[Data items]
===============
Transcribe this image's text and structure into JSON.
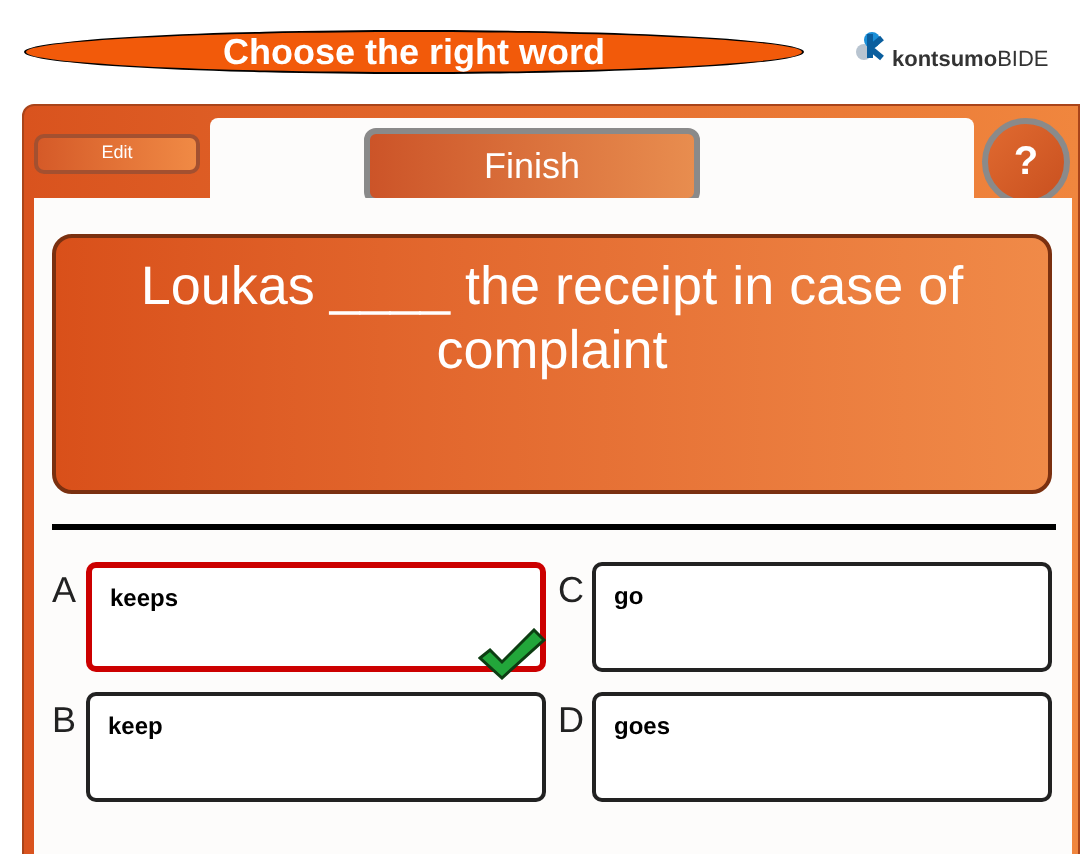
{
  "header": {
    "title": "Choose the right word",
    "logo_text": "**kontsumo**BIDE"
  },
  "toolbar": {
    "edit": "Edit",
    "finish": "Finish",
    "help": "?"
  },
  "question": "Loukas ____ the receipt in case of complaint",
  "options": [
    {
      "letter": "A",
      "text": "keeps",
      "selected": true,
      "correct": true
    },
    {
      "letter": "C",
      "text": "go",
      "selected": false,
      "correct": false
    },
    {
      "letter": "B",
      "text": "keep",
      "selected": false,
      "correct": false
    },
    {
      "letter": "D",
      "text": "goes",
      "selected": false,
      "correct": false
    }
  ]
}
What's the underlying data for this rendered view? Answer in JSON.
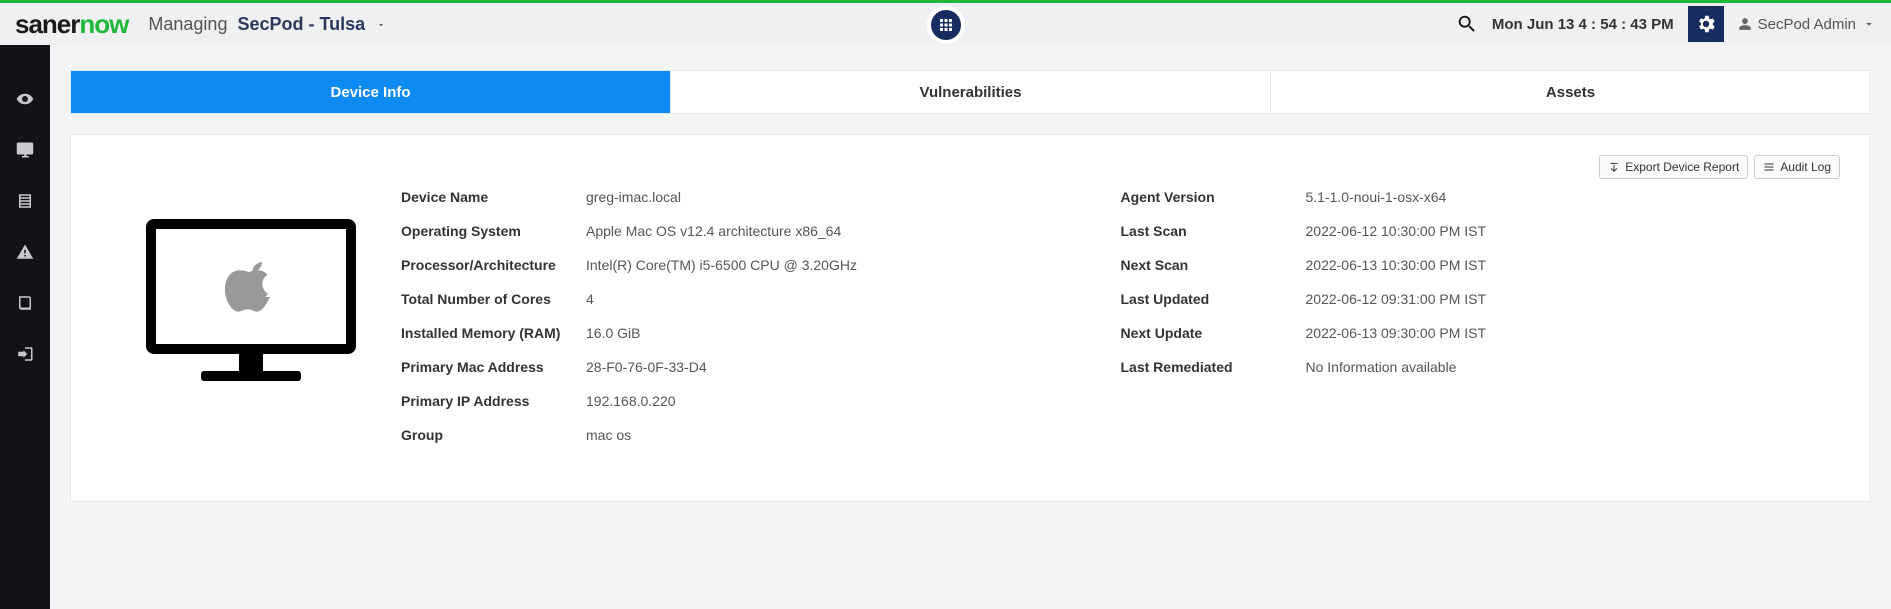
{
  "header": {
    "managing_label": "Managing",
    "org": "SecPod - Tulsa",
    "clock": "Mon Jun 13  4 : 54 : 43 PM",
    "user": "SecPod Admin"
  },
  "tabs": {
    "device_info": "Device Info",
    "vulnerabilities": "Vulnerabilities",
    "assets": "Assets"
  },
  "actions": {
    "export": "Export Device Report",
    "audit": "Audit Log"
  },
  "left": {
    "device_name": {
      "lbl": "Device Name",
      "val": "greg-imac.local"
    },
    "os": {
      "lbl": "Operating System",
      "val": "Apple Mac OS v12.4 architecture x86_64"
    },
    "proc": {
      "lbl": "Processor/Architecture",
      "val": "Intel(R) Core(TM) i5-6500 CPU @ 3.20GHz"
    },
    "cores": {
      "lbl": "Total Number of Cores",
      "val": "4"
    },
    "ram": {
      "lbl": "Installed Memory (RAM)",
      "val": "16.0 GiB"
    },
    "mac": {
      "lbl": "Primary Mac Address",
      "val": "28-F0-76-0F-33-D4"
    },
    "ip": {
      "lbl": "Primary IP Address",
      "val": "192.168.0.220"
    },
    "group": {
      "lbl": "Group",
      "val": "mac os"
    }
  },
  "right": {
    "agent": {
      "lbl": "Agent Version",
      "val": "5.1-1.0-noui-1-osx-x64"
    },
    "last_scan": {
      "lbl": "Last Scan",
      "val": "2022-06-12 10:30:00 PM IST"
    },
    "next_scan": {
      "lbl": "Next Scan",
      "val": "2022-06-13 10:30:00 PM IST"
    },
    "last_upd": {
      "lbl": "Last Updated",
      "val": "2022-06-12 09:31:00 PM IST"
    },
    "next_upd": {
      "lbl": "Next Update",
      "val": "2022-06-13 09:30:00 PM IST"
    },
    "last_rem": {
      "lbl": "Last Remediated",
      "val": "No Information available"
    }
  }
}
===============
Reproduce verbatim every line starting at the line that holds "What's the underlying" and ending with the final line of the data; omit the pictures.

What's the underlying data for this rendered view? Answer in JSON.
{
  "header": {
    "managing_label": "Managing",
    "org": "SecPod - Tulsa",
    "clock": "Mon Jun 13  4 : 54 : 43 PM",
    "user": "SecPod Admin"
  },
  "tabs": {
    "device_info": "Device Info",
    "vulnerabilities": "Vulnerabilities",
    "assets": "Assets"
  },
  "actions": {
    "export": "Export Device Report",
    "audit": "Audit Log"
  },
  "left": {
    "device_name": {
      "lbl": "Device Name",
      "val": "greg-imac.local"
    },
    "os": {
      "lbl": "Operating System",
      "val": "Apple Mac OS v12.4 architecture x86_64"
    },
    "proc": {
      "lbl": "Processor/Architecture",
      "val": "Intel(R) Core(TM) i5-6500 CPU @ 3.20GHz"
    },
    "cores": {
      "lbl": "Total Number of Cores",
      "val": "4"
    },
    "ram": {
      "lbl": "Installed Memory (RAM)",
      "val": "16.0 GiB"
    },
    "mac": {
      "lbl": "Primary Mac Address",
      "val": "28-F0-76-0F-33-D4"
    },
    "ip": {
      "lbl": "Primary IP Address",
      "val": "192.168.0.220"
    },
    "group": {
      "lbl": "Group",
      "val": "mac os"
    }
  },
  "right": {
    "agent": {
      "lbl": "Agent Version",
      "val": "5.1-1.0-noui-1-osx-x64"
    },
    "last_scan": {
      "lbl": "Last Scan",
      "val": "2022-06-12 10:30:00 PM IST"
    },
    "next_scan": {
      "lbl": "Next Scan",
      "val": "2022-06-13 10:30:00 PM IST"
    },
    "last_upd": {
      "lbl": "Last Updated",
      "val": "2022-06-12 09:31:00 PM IST"
    },
    "next_upd": {
      "lbl": "Next Update",
      "val": "2022-06-13 09:30:00 PM IST"
    },
    "last_rem": {
      "lbl": "Last Remediated",
      "val": "No Information available"
    }
  }
}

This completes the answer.